Courtesy of ‘Monster: The Jeffrey Dahmer Story’ Netflix

Greg Polsyn and Vanessa Richardson, the hosts of Spotify original podcast Serial Killers discuss how Dahmer once told the police that a 14-year-old victim of his who escaped and was found on the street half-incapacitated and half-naked was his boyfriend, and the police believed him. Despite, the opposing statements from two eye witnesses, who were black women and the victim who was an Asian man. Polysn and Richardson also highlight how there is an ideology surrounding these killers, specifically in the ’70s, a time when it was easier to outsmart the law, especially for a Caucasian man. The podcast hosts argue that “Dahmer didn’t get away because he was a genius, he got away because no body ever suspected him, even when they had overwhelming evidence… it wasn’t tactics, it was a systematic flaw that allowed him to flourish.” This similar theme remains prevalent in other cases as well. White men are often given the benefit of the doubt compared to other criminals of colour.
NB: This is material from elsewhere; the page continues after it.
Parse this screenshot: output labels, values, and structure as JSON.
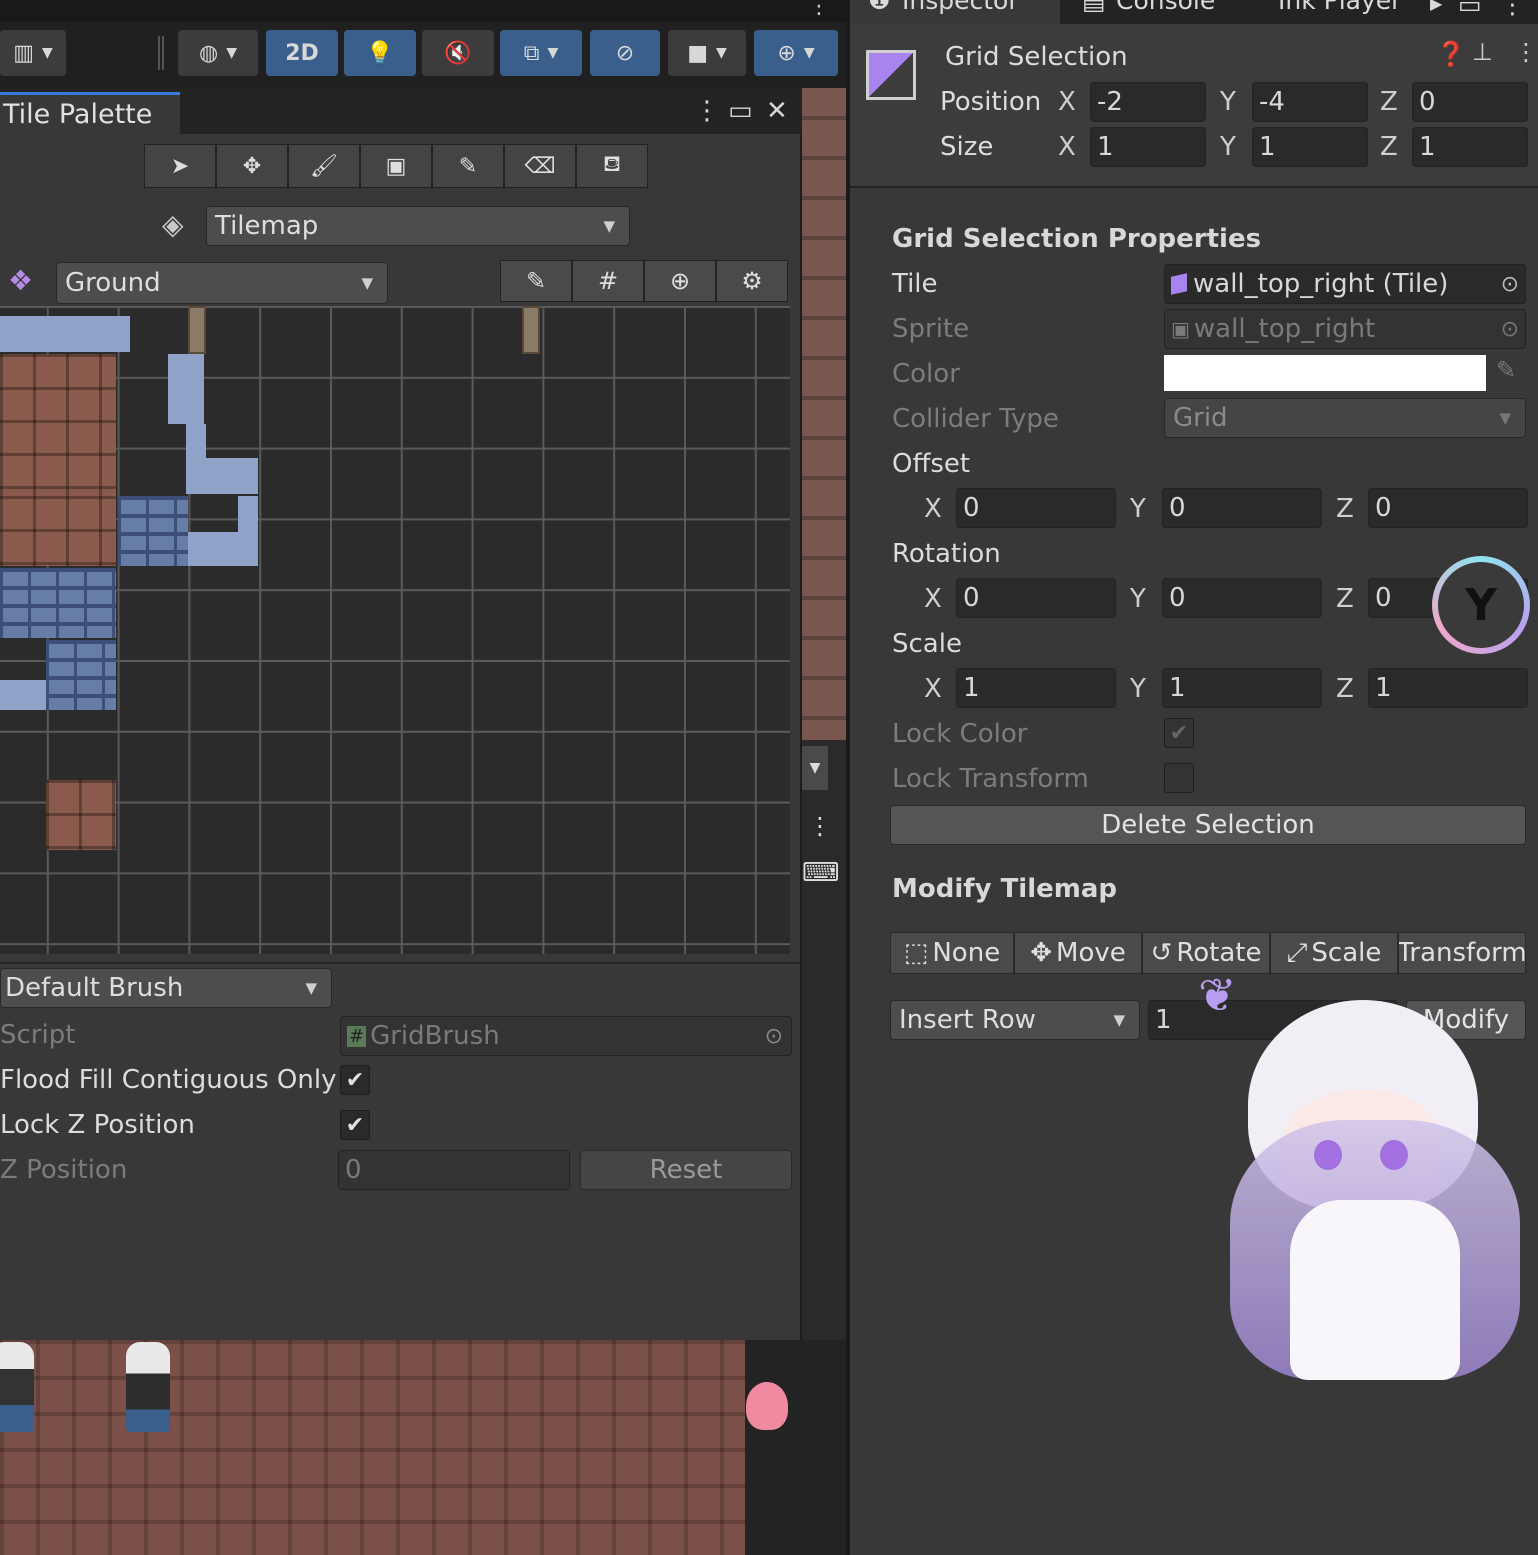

The co-hosts also declared that “white men are more likely to be elevated to legendary status, when they commit acts of violence,” providing Hollywood the perfect storyline to glamourise attractive serial killers and turn them into protagonists. Casting Evan Peters as Dahmer exemplifies this, why is a conventionally attractive man cast to play the role? This is not the first time attractive men and teenage heart-throbs are cast as serial killers: Zac Efron as Ted Bundy in both films ‘Extremely wicked, Shocking Evil and Vile‘ and ‘American Boogeyman,’ along with other good-looking men such as James Franco, Christian Bale and Darren Criss who were all cast to play villains and antagonists. If appearance takes precedence, what is the point of making these documentaries, if not to glorify violence and ignite an individual’s saviour complex, especially within women. It is a common theme to glorify violence in all shapes and forms, to portray the traumatised ‘bad boy,’ think Jacob Elordi as Nate in ‘Euphoria,’ Ian Somerhalder and Joseph Morgan as Damon and Klaus from ‘The Vampire Diaries‘ and lastly, the famous Penn Badgley as Joe Goldberg in ‘You.’ These characters, albeit fictitious, perpetuate the same toxic behaviours and ideologies repeatedly.

Courtesy of ‘YOU’ Netflix
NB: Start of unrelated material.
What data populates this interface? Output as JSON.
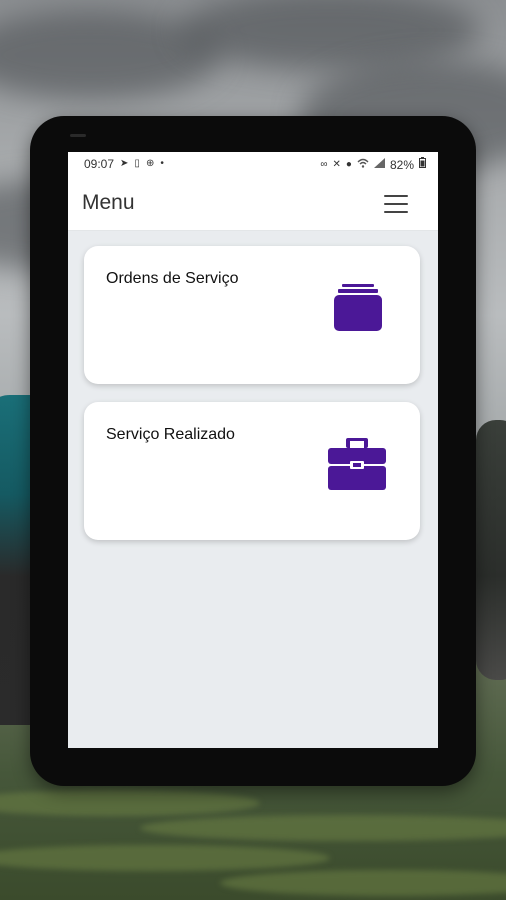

It might not be the most politically correct behaviour, but most of us have rooted for one of the characters or even tried to justify their behaviours, so why do we keep rooting for the bad boys? The Good Housekeeping highlighted Dr. Melancon’s statement who specialises in the study of sexuality, she expressed that often “when we want something we can’t or shouldn’t have, our desire for it grows exponentially.” Additionally, according to the Good Housekeeping, Dr. Margaret Seide, a psychiatrist, explains that some women enjoy the challenge that follows a bad boy with commitment issues, “if you can convince one to commit, it can feel like quite an accomplishment,” she says. “You think that if you can land one, you must be pretty, funny, and smart enough to have won this prize.”  It seems like we naturally gravitate towards these men, whether it is to accomplish a challenge we set out for ourselves or for external validation that we crave due to societal expectations.
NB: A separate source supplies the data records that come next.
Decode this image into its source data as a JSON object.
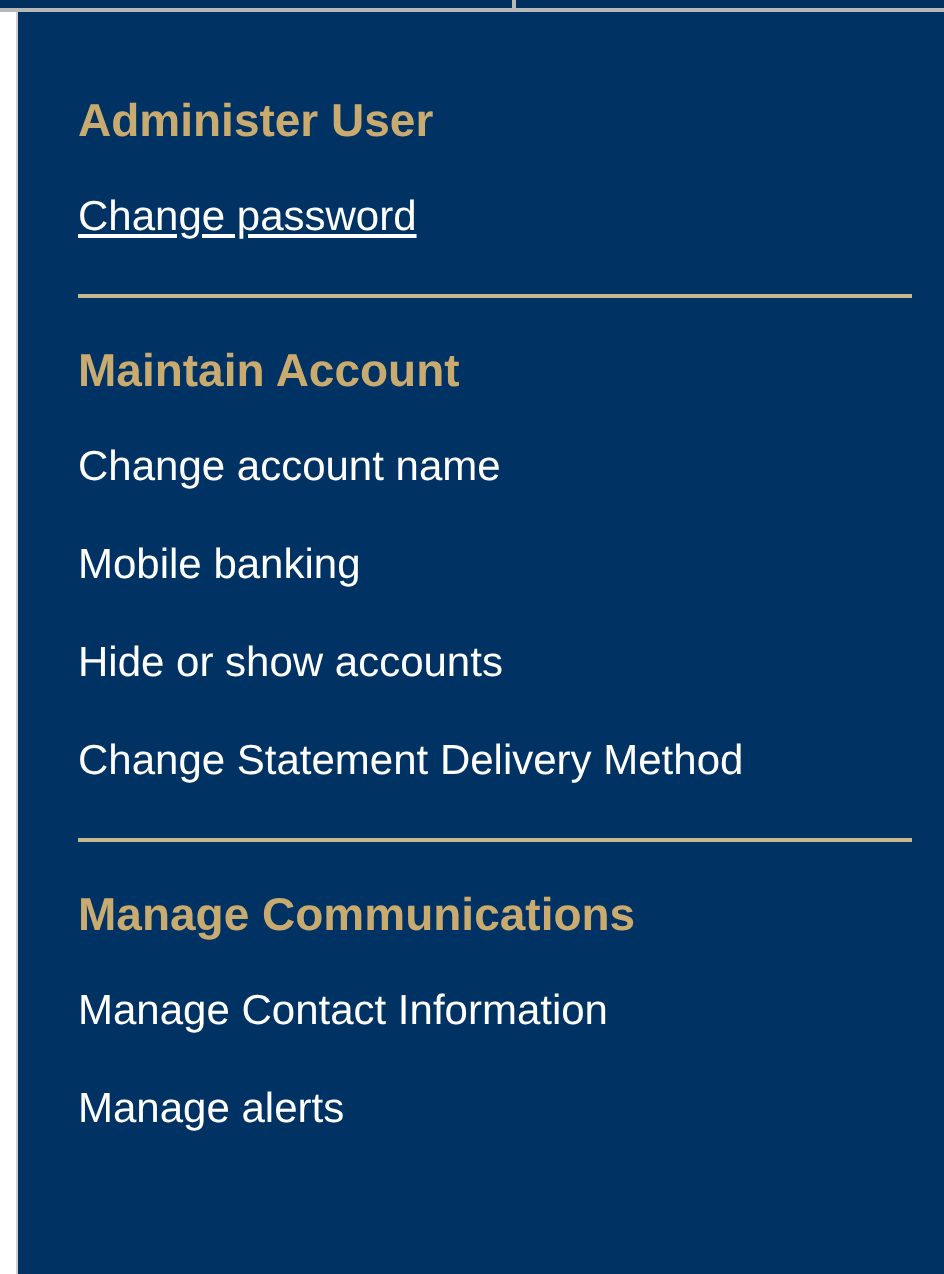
{
  "sections": [
    {
      "heading": "Administer User",
      "items": [
        {
          "label": "Change password",
          "selected": true
        }
      ]
    },
    {
      "heading": "Maintain Account",
      "items": [
        {
          "label": "Change account name",
          "selected": false
        },
        {
          "label": "Mobile banking",
          "selected": false
        },
        {
          "label": "Hide or show accounts",
          "selected": false
        },
        {
          "label": "Change Statement Delivery Method",
          "selected": false
        }
      ]
    },
    {
      "heading": "Manage Communications",
      "items": [
        {
          "label": "Manage Contact Information",
          "selected": false
        },
        {
          "label": "Manage alerts",
          "selected": false
        }
      ]
    }
  ]
}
Circling back to whether or not Hollywood needs to stop making these documentaries about serial killers, perhaps we as viewers also need to analyse where the line between reality and fiction is blurred, and question ourselves as to why we find these dangerous criminals attractive, rather than abhorrent. We need to remember that the victims were not just characters, each had a life and a family.